    5. Expanding the Recycling and Processing Capacity of EELBs: The Government should gradually increase the capacity of mercury recycling of the Chemical Waste Treatment Centre in Tsing Yi in order to proactively prepare for the coming of the “EELB age”. It would be of equal importance to improve the processing and recycling capability electronic and metal components of EELBs.
    6. A Comprehensive Eco-labeling System: The new label should facilitate an easier recognition of the environmental efficiency of EELBs. It should reflect factors such as lifespan, raw materials used, energy efficiency, amount of toxic materials, and the level of energy consumption during the production process.

 

  1. Supporting and Transitional Arrangements
    1. Against the Fake and Poor Quality EELBs: The Customs and Excise Department and the Electrical and Mechanical Services Department should strengthen their inspection exercises.
    2. Consumer Education: The Government shall strengthen the public education on the appropriate means to use an EELB, and to educate the electrician on the correct means to install light fixtures fitting the EELBs to avoid the shortening of the lifespan due to overheating.
    3. Problem Identification in the Early Stage: There might be adaptability problems in some sectors in switching to the EELBs. It would be important for the Government to investigate, and solutions to be mapped out as soon as possible.
    4. Exemption Clauses: It would be advisable for the Government to explore with relevant sectors in the near future on the areas in which the uses of incandescent light bulbs (for example: Special lighting effects). Exemption clauses should also be included in the legislation.
    5. Voluntary Eco-label for Electronic Products: The Government should take reference of the concerned measures in the European Union, and to promote a voluntary “eco-label award scheme” as a transitional measure. In the long run, it should consider the applicability of the EU directives (RoHS and WEEE) regarding the regulation of electronic waste and the disposal of used electronic goods.
    6. Solving the Problem of the Lack of “bayonet” cap: In view of the shortage of EELBs that can fit on bayonet cap in the market, we are proposing that the Government explore the feasibility with the light bulb sector to increase the supply of the light bulbs of bayonet cap in order to extend the usage of EELBs to domestic households.
    7. Comparing the Pros and Cons of Electronic EELBs and Electromagnetic EELBs: The Government should compare the performance of these two types of light bulbs as soon as possible. It is worthwhile to consider a wider application of detachable EELBs in which different components of the light bulb could be separated from each other, as its components can be used for the fullest extent. Such design should be adopted whether the EELBs are driven by electronic or magnetic ballasts. For the maximization of the results in waste reduction, the Government should study the feasibilities for the promotion of detachable light bulbs.

 

 

The Professional Commons (公共專業聯盟)
March 2009

 

 

Presentation (Chinese version only)
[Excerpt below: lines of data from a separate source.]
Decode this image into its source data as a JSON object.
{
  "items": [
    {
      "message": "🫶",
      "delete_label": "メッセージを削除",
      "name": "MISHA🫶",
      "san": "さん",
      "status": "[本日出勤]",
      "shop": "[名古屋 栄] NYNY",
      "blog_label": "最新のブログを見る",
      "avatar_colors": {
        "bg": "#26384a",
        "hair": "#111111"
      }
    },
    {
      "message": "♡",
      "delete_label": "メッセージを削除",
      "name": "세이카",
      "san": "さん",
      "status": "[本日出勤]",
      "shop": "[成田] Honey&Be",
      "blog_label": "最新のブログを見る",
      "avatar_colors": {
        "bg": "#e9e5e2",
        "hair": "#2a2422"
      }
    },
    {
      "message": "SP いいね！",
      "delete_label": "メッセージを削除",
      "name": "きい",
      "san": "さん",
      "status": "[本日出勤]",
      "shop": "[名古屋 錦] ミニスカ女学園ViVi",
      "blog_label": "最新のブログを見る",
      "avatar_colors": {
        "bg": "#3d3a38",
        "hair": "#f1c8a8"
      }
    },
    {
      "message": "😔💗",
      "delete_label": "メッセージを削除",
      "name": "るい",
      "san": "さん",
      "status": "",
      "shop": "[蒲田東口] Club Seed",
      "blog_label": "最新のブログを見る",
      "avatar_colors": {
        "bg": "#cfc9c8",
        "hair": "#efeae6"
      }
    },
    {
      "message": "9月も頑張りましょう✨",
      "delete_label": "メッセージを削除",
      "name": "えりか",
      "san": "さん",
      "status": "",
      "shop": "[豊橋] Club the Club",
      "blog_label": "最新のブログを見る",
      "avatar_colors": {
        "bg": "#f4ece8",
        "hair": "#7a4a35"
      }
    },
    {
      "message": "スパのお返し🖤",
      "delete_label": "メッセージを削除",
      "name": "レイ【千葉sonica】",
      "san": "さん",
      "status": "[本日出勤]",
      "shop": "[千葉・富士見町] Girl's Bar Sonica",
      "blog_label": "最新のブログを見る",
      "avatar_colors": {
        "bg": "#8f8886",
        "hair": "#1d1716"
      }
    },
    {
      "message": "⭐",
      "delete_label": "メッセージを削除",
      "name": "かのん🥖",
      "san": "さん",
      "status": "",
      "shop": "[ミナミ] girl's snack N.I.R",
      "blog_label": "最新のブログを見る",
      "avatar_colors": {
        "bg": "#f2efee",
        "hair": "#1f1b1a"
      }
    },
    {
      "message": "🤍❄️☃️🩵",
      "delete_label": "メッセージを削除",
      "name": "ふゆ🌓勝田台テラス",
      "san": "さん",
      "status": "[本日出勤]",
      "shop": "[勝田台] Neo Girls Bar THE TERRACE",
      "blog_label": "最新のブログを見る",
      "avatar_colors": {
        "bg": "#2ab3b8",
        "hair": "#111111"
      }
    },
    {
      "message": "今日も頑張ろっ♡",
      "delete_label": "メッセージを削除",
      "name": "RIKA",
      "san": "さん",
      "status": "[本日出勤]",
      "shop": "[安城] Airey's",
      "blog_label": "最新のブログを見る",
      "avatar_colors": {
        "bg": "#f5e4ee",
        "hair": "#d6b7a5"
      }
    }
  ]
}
2009_03-lighting_presscon_final

 

 

 

 

Facebook Comments
Recent Posts
The Professional Commons’s response on Healthcare Reform Second Stage Consultation 
Developing country park – from absurdity to reality
Taking stock of the local agricultural industry is more than a matter of market values (Chinese version only)
Our dignified autonomy: farmers for the umbrella movement (Chinese version only)
China survival tip: where in the world are Guangdong’s hazardous chemical wastes? (Chinese version only)
Political expectations of the new China-HK model in post-political reform Hong Kong (Chinese version only)

Start typing and press Enter to search

Home
Home